Olaberría believes the federation violated her rights under Spain’s Equal Rights Law, which specific provisions for the rights of women in sport. These provisions include maternity rights. Olaberría was invited to a national track training camp, but was forced to pay for all costs relating to her baby. These costs included travel for her partner or nanny to attend the camp to help care for the baby. At the training camp, she was selected for the European championships. Olaberría was forced to decline her spot on the team because she did not have enough money to cover the costs of her baby to attend the race in Berlin.
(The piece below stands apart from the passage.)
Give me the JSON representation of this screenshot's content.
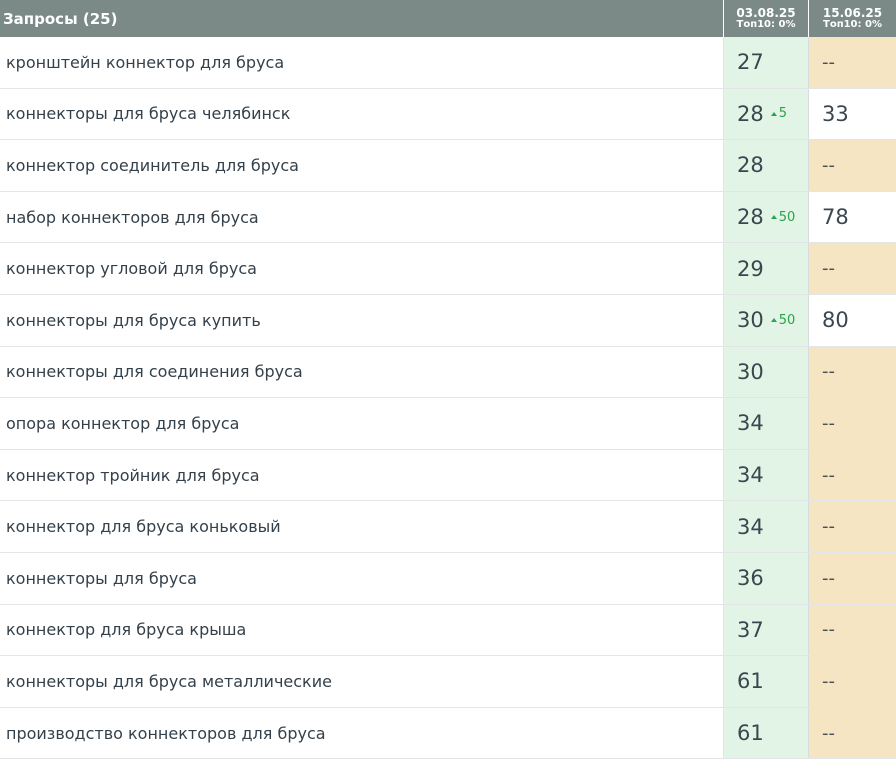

National road championships round-up part two
A multitude of national road championship races were held over the weekend. Quick-Step Floors dominated on the men’s side and Boels-Dolmans had a winning weekend in the women’s peloton. Both of those squads took home three national road race championships.
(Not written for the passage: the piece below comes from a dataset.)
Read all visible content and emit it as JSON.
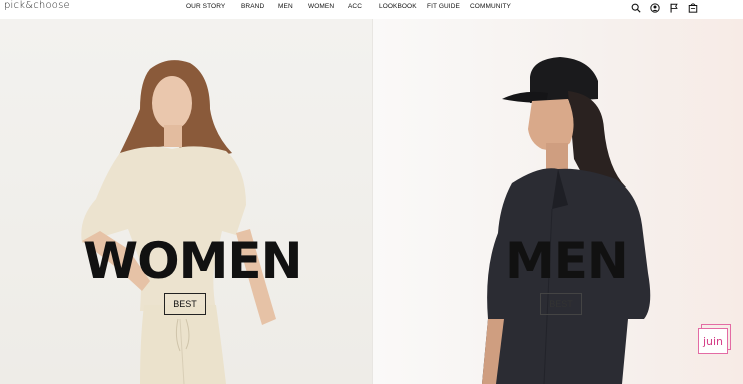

Notable elite men national championships
Austria: Lukas Pöstlberger (Bora-Hansgrohe)
Denmark: Michael Mørkøv (Quick-Step Floors)
France: Anthony Roux (Groupama-FDJ)
Germany: Pascal Achermann (Bora-Hansgrohe)
Great Britain: Connor Swift (Madison Genesis)
Ireland: Conor Dunne (Aqua Blue Sport)
Italy: Elia Viviani (Quick-Step Floors)
Latvia: Krists Neilands (Israel Cycling Academy)
Luxembourg: Bob Jungels (Quick-Step Floors)
Netherlands: Mathieu van der Poel (Corendon-Circus)
Switzerland: Steve Morabito (Groupama-FDJ)
Notable elite women national championships
Austria: Sarah Rijkes (Experza-Footlogix)
Denmark: Amalie Dideriksen (Boels-Dolmans)
France: Aude Biannic (Movistar)
Germany: Liane Lippert (Sunweb)
Great Britain: Jessica Roberts (Team Breeze)
Ireland: Eve McCrystal
Italy: Marta Cavalli (Valcar PBM)
Latvia: Lija Laizane (Aromitalia Vaiano)
Luxembourg: Christine Majerus (Boels-Dolmans)
Netherlands: Chantal Blaak (Boels-Dolmans)
Switzerland: Jolanda Neff
Happy Birthday to …
Tom-Jelte Slagter (29), the Dutchman debuted on the WorldTour circuit in 2012 and has bounced around a few teams since then. He turned pro with Rabobank after riding for the team’s UCI Continental development squad. He captured his first pro victories at the 2013 Tour Down Under where he won the third stage and took home the overall title. Slagter moved to Jonathan Vaughters’ Slipstream Sports program for the 2014 seaon and after a four-year stint there, he signed with Dimension Data for 2018. Slagter will start his third Tour de France on July 7.